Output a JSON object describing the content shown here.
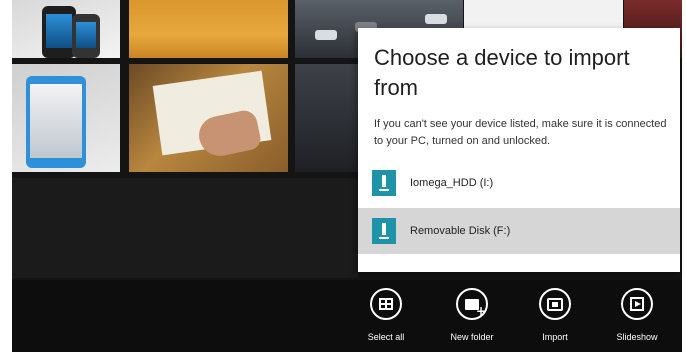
{
  "dialog": {
    "title": "Choose a device to import from",
    "description": "If you can't see your device listed, make sure it is connected to your PC, turned on and unlocked.",
    "devices": [
      {
        "label": "Iomega_HDD (I:)",
        "icon": "usb-drive-icon",
        "selected": false
      },
      {
        "label": "Removable Disk (F:)",
        "icon": "usb-drive-icon",
        "selected": true
      }
    ]
  },
  "appbar": {
    "commands": [
      {
        "label": "Select all",
        "icon": "select-all-icon"
      },
      {
        "label": "New folder",
        "icon": "new-folder-icon"
      },
      {
        "label": "Import",
        "icon": "import-icon"
      },
      {
        "label": "Slideshow",
        "icon": "slideshow-icon"
      }
    ]
  },
  "colors": {
    "dialog_background": "#ffffff",
    "selected_item": "#d6d6d6",
    "device_icon": "#1f93a8",
    "app_bar": "#0d0d0d"
  }
}
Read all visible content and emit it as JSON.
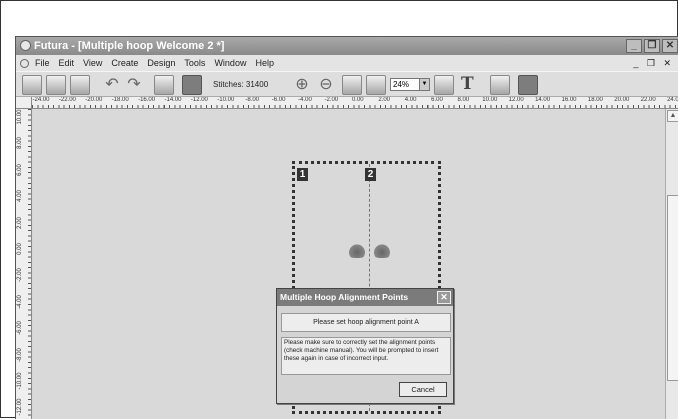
{
  "window": {
    "title": "Futura - [Multiple hoop Welcome 2 *]",
    "buttons": [
      "_",
      "❒",
      "✕"
    ]
  },
  "menubar": {
    "items": [
      "File",
      "Edit",
      "View",
      "Create",
      "Design",
      "Tools",
      "Window",
      "Help"
    ],
    "mdi_controls": "_ ❒ ✕"
  },
  "toolbar": {
    "stitches_label": "Stitches: 31400",
    "zoom_value": "24%",
    "icons": [
      "new-icon",
      "open-icon",
      "save-icon",
      "undo-icon",
      "redo-icon",
      "wand-icon",
      "color-swatch-icon",
      "zoom-in-icon",
      "zoom-out-icon",
      "zoom-fit-icon",
      "zoom-1to1-icon",
      "monitor-icon",
      "text-icon",
      "select-icon",
      "sewing-machine-icon"
    ]
  },
  "rulers": {
    "horizontal": [
      "-24.00",
      "-22.00",
      "-20.00",
      "-18.00",
      "-16.00",
      "-14.00",
      "-12.00",
      "-10.00",
      "-8.00",
      "-6.00",
      "-4.00",
      "-2.00",
      "0.00",
      "2.00",
      "4.00",
      "6.00",
      "8.00",
      "10.00",
      "12.00",
      "14.00",
      "16.00",
      "18.00",
      "20.00",
      "22.00",
      "24.00"
    ],
    "vertical": [
      "10.00",
      "8.00",
      "6.00",
      "4.00",
      "2.00",
      "0.00",
      "-2.00",
      "-4.00",
      "-6.00",
      "-8.00",
      "-10.00",
      "-12.00"
    ]
  },
  "canvas": {
    "hoop_labels": [
      "1",
      "2"
    ]
  },
  "dialog": {
    "title": "Multiple Hoop Alignment Points",
    "prompt": "Please set hoop alignment point A",
    "info": "Please make sure to correctly set the alignment points (check machine manual). You will be prompted to insert these again in case of incorrect input.",
    "cancel_label": "Cancel"
  }
}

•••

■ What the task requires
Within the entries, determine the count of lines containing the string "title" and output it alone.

■ Solution to the problem
3